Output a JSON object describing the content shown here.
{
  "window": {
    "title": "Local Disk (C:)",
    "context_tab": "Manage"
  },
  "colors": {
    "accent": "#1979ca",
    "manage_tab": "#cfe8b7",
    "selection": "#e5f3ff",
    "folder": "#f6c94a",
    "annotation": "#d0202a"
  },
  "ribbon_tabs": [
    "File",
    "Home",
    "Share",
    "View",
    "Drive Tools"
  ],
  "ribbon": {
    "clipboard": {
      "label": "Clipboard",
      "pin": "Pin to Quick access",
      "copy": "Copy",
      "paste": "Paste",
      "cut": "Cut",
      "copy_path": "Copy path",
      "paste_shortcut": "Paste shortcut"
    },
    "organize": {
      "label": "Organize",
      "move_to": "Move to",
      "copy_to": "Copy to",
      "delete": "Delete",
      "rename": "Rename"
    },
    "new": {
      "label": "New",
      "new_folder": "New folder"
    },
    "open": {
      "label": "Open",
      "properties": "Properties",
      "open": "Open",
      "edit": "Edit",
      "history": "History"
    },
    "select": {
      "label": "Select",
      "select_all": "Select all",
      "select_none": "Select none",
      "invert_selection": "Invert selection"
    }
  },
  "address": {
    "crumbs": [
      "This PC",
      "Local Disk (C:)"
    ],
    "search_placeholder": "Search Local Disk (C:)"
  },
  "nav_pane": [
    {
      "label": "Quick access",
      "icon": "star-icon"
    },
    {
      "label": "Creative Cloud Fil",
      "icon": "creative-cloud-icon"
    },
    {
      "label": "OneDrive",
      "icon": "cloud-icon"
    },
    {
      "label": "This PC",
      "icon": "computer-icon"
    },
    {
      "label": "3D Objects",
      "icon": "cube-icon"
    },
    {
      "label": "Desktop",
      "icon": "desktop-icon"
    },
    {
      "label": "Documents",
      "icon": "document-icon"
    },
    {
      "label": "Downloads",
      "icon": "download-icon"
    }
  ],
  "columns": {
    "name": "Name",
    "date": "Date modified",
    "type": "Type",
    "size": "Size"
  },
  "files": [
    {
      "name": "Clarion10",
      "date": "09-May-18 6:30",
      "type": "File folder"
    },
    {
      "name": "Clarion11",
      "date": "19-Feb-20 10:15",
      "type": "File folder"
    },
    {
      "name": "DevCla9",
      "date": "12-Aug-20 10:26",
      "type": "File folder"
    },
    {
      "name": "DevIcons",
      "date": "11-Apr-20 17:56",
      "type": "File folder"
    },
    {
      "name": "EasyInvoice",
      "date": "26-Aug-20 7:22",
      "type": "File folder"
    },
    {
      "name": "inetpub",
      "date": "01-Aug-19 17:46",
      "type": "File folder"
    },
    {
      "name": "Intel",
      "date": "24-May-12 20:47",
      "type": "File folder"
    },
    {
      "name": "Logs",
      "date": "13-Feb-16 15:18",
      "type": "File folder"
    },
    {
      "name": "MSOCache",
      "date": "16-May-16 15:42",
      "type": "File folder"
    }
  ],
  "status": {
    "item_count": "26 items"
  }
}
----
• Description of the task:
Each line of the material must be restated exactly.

• Written reply:
Output a JSON object describing the content shown here.
{
  "window": {
    "title": "Local Disk (C:)",
    "context_tab": "Manage"
  },
  "colors": {
    "accent": "#1979ca",
    "manage_tab": "#cfe8b7",
    "selection": "#e5f3ff",
    "folder": "#f6c94a",
    "annotation": "#d0202a"
  },
  "ribbon_tabs": [
    "File",
    "Home",
    "Share",
    "View",
    "Drive Tools"
  ],
  "ribbon": {
    "clipboard": {
      "label": "Clipboard",
      "pin": "Pin to Quick access",
      "copy": "Copy",
      "paste": "Paste",
      "cut": "Cut",
      "copy_path": "Copy path",
      "paste_shortcut": "Paste shortcut"
    },
    "organize": {
      "label": "Organize",
      "move_to": "Move to",
      "copy_to": "Copy to",
      "delete": "Delete",
      "rename": "Rename"
    },
    "new": {
      "label": "New",
      "new_folder": "New folder"
    },
    "open": {
      "label": "Open",
      "properties": "Properties",
      "open": "Open",
      "edit": "Edit",
      "history": "History"
    },
    "select": {
      "label": "Select",
      "select_all": "Select all",
      "select_none": "Select none",
      "invert_selection": "Invert selection"
    }
  },
  "address": {
    "crumbs": [
      "This PC",
      "Local Disk (C:)"
    ],
    "search_placeholder": "Search Local Disk (C:)"
  },
  "nav_pane": [
    {
      "label": "Quick access",
      "icon": "star-icon"
    },
    {
      "label": "Creative Cloud Fil",
      "icon": "creative-cloud-icon"
    },
    {
      "label": "OneDrive",
      "icon": "cloud-icon"
    },
    {
      "label": "This PC",
      "icon": "computer-icon"
    },
    {
      "label": "3D Objects",
      "icon": "cube-icon"
    },
    {
      "label": "Desktop",
      "icon": "desktop-icon"
    },
    {
      "label": "Documents",
      "icon": "document-icon"
    },
    {
      "label": "Downloads",
      "icon": "download-icon"
    }
  ],
  "columns": {
    "name": "Name",
    "date": "Date modified",
    "type": "Type",
    "size": "Size"
  },
  "files": [
    {
      "name": "Clarion10",
      "date": "09-May-18 6:30",
      "type": "File folder"
    },
    {
      "name": "Clarion11",
      "date": "19-Feb-20 10:15",
      "type": "File folder"
    },
    {
      "name": "DevCla9",
      "date": "12-Aug-20 10:26",
      "type": "File folder"
    },
    {
      "name": "DevIcons",
      "date": "11-Apr-20 17:56",
      "type": "File folder"
    },
    {
      "name": "EasyInvoice",
      "date": "26-Aug-20 7:22",
      "type": "File folder"
    },
    {
      "name": "inetpub",
      "date": "01-Aug-19 17:46",
      "type": "File folder"
    },
    {
      "name": "Intel",
      "date": "24-May-12 20:47",
      "type": "File folder"
    },
    {
      "name": "Logs",
      "date": "13-Feb-16 15:18",
      "type": "File folder"
    },
    {
      "name": "MSOCache",
      "date": "16-May-16 15:42",
      "type": "File folder"
    }
  ],
  "status": {
    "item_count": "26 items"
  }
}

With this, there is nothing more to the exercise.